Although it has been separate from the state Baptist convention for nearly a decade, many people still perceive Furman as Baptist in its temperament.
"I don't think that Furman is away from its Baptist tradition at all," said Minor Herndon Mickel, the first woman elected to chair Furman's board of trustees and a leader during the break from the Baptist convention. "It still is a predominantly conservative university."
Shi said it's not easy to pin a label on Furman University.
"Within this admittedly very conservative region of South Carolina, Furman is conceived to be moderate or liberal," he said. "Within the context of national liberal arts colleges, Furman is considered to be conservative.
"I'm not sure any single label is accurate, but maybe moderate would be more accurate than either conservative or liberal."
It is Furman as a beautiful and dedicated learning community that draws many to the campus, with its lush gardens, graceful fountains and 30-acre lake populated by swans, geese and ducks.
The amount of individual time students have with professors -- with an average class size of 22 students -- was one of the draws for Andrew Knauer, an 18-year-old freshman from Greenville.
"Every school tries to paint a community thing, but it's a lot easier with a smaller school to actually achieve that," Knauer said.

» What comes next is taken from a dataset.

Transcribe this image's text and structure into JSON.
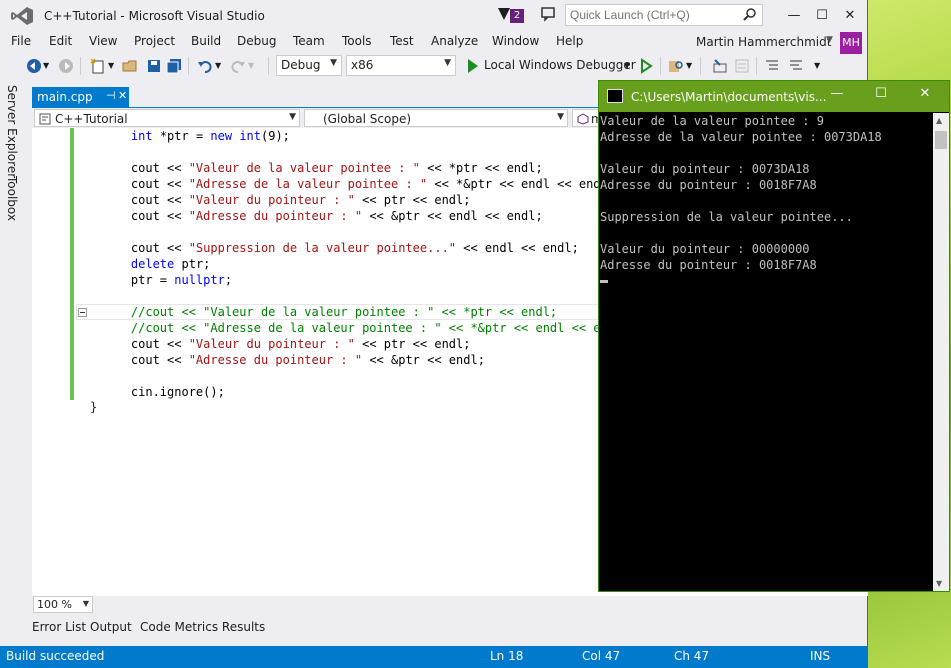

And religion continues to play a vital role on campus, even though the days of forcing students to attend chapel are long gone. The school requires students to attend a designated number of academic, political, cultural or spiritual events for graduation, but they need not sit through Baptist sermons.
Shi said the student body is more diverse and ecumenical than ever before. Fewer than 25 percent of students are Baptist, and others come from a variety of religions, including Muslims and Buddhists. Catholicism has been the fastest-growing denomination on campus in recent years. The school has 17 student groups representing a variety of faiths, he said.
Shi does not envision any drastic changes in Furman. "We simply want to be a better liberal arts college and a better community partner, not grow larger," he said.
"Our attitude is to focus all our energies on improving the Furman experience, not be preoccupied with magazine rankings," he said.
On the academic front, the school offers master's degrees in education and chemistry, but the main focus is providing high-quality undergraduates a liberal arts curriculum. Chemistry, political science, music, pre-med and psychology are among its top academic programs.
Furman is committed to promoting greater diversity among its students, faculty and staff, Shi said. Although most of the students are white, Furman officials note there are more minorities on campus than ever before. For the first time, the number of minorities this year broke the 10 percent barrier, hitting 10.5 percent, said Benny Walker, vice president for enrollment.
The school hopes to raise the number to 15 percent in six years, while increasing selectivity at the same time, he said.
Walker said the school wants the average SAT score to rise from 1259 to about 1300. The national average is 1020.
While Furman has goals that would put its statistics in the same league as top liberal arts schools, officials point out that the academic reputation is already rising.
Former Gov. Riley, a Furman alumnus, is spending part of his time since leaving the U.S. Department of Education raising money and organizing seminars for Furman. He also plans to teach an occasional class, conduct research on education policy and lead workshops. His high profile also enhances the school's national reputation.
"We no longer have to explain where Furman is when we're in groups nationally," Walker said. "I think that just grows as you move forward."
At 175 years old, Furman is the 92nd oldest among the nation's 4,000 universities. The school predates 26 states and 37 U.S. presidents.
It has moved four times and seen 10 school presidents.
"The history of Furman over 175 years has been a dramatic story of struggle, tenacity, innovation and success," Shi said. "And our best years are ahead of us."